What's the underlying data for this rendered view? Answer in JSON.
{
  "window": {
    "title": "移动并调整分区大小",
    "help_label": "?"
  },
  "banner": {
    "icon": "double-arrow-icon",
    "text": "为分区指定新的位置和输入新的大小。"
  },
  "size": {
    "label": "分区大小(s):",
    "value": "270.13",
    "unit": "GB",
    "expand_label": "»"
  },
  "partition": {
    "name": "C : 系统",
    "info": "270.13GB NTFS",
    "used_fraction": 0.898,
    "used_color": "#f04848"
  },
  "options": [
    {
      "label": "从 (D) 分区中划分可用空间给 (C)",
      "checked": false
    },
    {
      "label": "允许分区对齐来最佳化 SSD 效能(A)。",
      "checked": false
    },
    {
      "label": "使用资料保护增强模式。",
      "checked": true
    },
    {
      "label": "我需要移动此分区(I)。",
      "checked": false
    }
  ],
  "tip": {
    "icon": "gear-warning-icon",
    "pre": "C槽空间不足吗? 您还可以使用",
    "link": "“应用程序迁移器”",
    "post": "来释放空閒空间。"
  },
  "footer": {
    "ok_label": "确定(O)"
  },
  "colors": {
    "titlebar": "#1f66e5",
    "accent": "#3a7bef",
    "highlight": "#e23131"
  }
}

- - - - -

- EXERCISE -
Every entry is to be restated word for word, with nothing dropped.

- TASK OUTPUT -
What's the underlying data for this rendered view? Answer in JSON.
{
  "window": {
    "title": "移动并调整分区大小",
    "help_label": "?"
  },
  "banner": {
    "icon": "double-arrow-icon",
    "text": "为分区指定新的位置和输入新的大小。"
  },
  "size": {
    "label": "分区大小(s):",
    "value": "270.13",
    "unit": "GB",
    "expand_label": "»"
  },
  "partition": {
    "name": "C : 系统",
    "info": "270.13GB NTFS",
    "used_fraction": 0.898,
    "used_color": "#f04848"
  },
  "options": [
    {
      "label": "从 (D) 分区中划分可用空间给 (C)",
      "checked": false
    },
    {
      "label": "允许分区对齐来最佳化 SSD 效能(A)。",
      "checked": false
    },
    {
      "label": "使用资料保护增强模式。",
      "checked": true
    },
    {
      "label": "我需要移动此分区(I)。",
      "checked": false
    }
  ],
  "tip": {
    "icon": "gear-warning-icon",
    "pre": "C槽空间不足吗? 您还可以使用",
    "link": "“应用程序迁移器”",
    "post": "来释放空閒空间。"
  },
  "footer": {
    "ok_label": "确定(O)"
  },
  "colors": {
    "titlebar": "#1f66e5",
    "accent": "#3a7bef",
    "highlight": "#e23131"
  }
}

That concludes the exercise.